Five years later in April 2021, speedy and priority repairs to the castle’s main tower (tenshukaku 天守閣) were completed and the main tower reopened to the public. It was a joyous milestone to see Kumamoto’s main symbol back in service without all the scaffolding. Looks like new with very white whites and black blacks on the exterior. We have to congratulate them for the great job and major morale booster for the city and prefecture. Hope to see it sometime.
Castle repairs are far from finished though. As of April 2021 with the main tower repaired, only about 20 percent of castle repairs have been completed. The main tower is actually a modern ferroconcrete building reconstructed in 1960 (upper photo). It houses a local museum. Since modern methods can be used to repair modern buildings, it was pretty quick to repair the main tower. However, repairing historic buildings is a different story.
The castle’s original, historic buildings and stone walls and foundations dating from over 400 years ago will be the most time-consuming and troublesome to repair and restore. Stringent Japanese regulations for repairing important and historic cultural properties require the buildings to be restored to their original condition as much as possible by reusing the original roof tiles, pillars, beams, etc., as much as possible. It’s a painstaking process.

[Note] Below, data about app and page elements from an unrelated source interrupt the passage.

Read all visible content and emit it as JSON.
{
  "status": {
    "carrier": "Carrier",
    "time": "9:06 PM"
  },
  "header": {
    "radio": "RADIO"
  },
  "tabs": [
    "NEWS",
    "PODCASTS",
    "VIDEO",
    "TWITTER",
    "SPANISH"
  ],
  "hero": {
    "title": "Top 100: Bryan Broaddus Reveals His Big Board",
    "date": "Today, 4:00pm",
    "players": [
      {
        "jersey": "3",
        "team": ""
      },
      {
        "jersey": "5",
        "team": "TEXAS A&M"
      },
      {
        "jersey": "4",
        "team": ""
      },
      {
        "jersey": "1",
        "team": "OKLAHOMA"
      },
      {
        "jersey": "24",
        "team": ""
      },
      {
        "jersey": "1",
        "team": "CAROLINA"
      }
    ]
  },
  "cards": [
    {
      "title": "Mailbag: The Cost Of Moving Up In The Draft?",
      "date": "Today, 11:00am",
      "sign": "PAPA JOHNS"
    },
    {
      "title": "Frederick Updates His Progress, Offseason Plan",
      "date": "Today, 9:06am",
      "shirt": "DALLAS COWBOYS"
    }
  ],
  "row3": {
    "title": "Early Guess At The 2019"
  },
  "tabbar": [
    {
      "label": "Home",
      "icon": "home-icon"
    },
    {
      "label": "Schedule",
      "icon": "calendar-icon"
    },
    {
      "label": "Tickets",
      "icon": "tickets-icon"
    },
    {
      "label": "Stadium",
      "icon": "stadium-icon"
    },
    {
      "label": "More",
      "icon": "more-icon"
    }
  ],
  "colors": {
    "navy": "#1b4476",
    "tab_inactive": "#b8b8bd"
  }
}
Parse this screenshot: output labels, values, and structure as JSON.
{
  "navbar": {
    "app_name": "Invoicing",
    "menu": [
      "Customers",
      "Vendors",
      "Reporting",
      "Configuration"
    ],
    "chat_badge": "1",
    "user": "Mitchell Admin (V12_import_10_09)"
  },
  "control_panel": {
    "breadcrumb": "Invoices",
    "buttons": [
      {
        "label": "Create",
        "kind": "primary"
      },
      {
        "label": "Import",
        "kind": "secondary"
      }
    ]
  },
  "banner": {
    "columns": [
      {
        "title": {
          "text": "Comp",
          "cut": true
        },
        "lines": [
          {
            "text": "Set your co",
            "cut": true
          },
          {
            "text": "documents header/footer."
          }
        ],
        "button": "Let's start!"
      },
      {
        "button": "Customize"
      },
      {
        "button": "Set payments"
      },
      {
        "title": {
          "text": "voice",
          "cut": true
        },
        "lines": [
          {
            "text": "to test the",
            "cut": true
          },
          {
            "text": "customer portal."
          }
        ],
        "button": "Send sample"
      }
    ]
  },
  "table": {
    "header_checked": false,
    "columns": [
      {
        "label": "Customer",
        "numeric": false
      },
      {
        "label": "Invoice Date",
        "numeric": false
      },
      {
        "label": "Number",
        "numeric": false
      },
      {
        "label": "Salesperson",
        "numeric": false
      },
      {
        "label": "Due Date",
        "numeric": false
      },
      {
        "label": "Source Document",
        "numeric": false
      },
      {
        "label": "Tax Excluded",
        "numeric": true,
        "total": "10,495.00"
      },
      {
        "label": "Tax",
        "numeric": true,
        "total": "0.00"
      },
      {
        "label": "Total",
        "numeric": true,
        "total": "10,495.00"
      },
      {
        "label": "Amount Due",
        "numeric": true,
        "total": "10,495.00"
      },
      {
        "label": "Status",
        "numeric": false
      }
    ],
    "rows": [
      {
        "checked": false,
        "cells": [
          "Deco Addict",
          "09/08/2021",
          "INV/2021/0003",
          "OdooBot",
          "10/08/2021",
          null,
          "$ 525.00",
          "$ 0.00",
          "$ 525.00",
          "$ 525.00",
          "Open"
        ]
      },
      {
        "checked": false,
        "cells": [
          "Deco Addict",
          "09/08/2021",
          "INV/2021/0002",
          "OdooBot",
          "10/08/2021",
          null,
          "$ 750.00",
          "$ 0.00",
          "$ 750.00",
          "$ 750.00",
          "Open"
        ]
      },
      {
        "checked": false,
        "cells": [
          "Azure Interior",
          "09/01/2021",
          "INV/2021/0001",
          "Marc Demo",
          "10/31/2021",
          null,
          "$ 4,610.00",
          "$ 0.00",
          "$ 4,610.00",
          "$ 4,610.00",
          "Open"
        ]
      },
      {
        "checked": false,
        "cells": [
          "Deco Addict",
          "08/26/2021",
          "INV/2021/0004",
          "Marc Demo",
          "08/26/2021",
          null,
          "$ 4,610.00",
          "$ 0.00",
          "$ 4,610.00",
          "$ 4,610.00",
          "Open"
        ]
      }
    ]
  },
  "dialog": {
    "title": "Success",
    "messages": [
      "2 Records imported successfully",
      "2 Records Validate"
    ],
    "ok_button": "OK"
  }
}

The lower photo shows the Uto Yagura turret (宇土櫓) as seen from the main tower before the earthquakes. It’s one of the original castle structures over 400 years old. This turret, a National Important Cultural Property, was also damaged by the 2016 earthquakes, but repairs have not yet begun. The building fortunately didn’t collapse, but some of the exterior plaster peeled off, and the long, connecting corridor structure (partially visible on the left of the turret) totally collapsed. The turret’s 22-meter-high stone foundation is also slightly deformed, making the turret a tilted building.
To make repairs, they will have to dismantle the building and reassemble it using as much of the original materials as possible. The turret’s stone foundation and walls will also have to be meticulously deconstructed and reconstructed. The stones will be removed and marked so they can be reinstalled in their original pinpoint locations on the earthen wall. If a stone is broken, it must be fused back together and reused. Or if a substitute stone is necessary, it must be shaped to match the original stone’s shape. The earthen foundations and walls then have to be reshaped and reinforced. It may take 10 or more years to repair the Uto Yagura alone.
About 30 percent of Kumamoto Castle’s stone walls were damaged by the quake. That’s a lot of stones to remove and reinstall. Castle repairs are slated to be completed in 2037, 21 years after the earthquake and 16 more years. I hope to live long enough to see it, but space travel and tourists going to the moon might be in vogue by then. I might rather see the castle from a space ship.
From JR Kumamoto Station, take a tram (17 min.) to Kumamoto Castle stop. Then a 10-min. walk. Or take a local bus (10 min.) to Sakuramachi Bus Terminal. Then a 10-min. walk.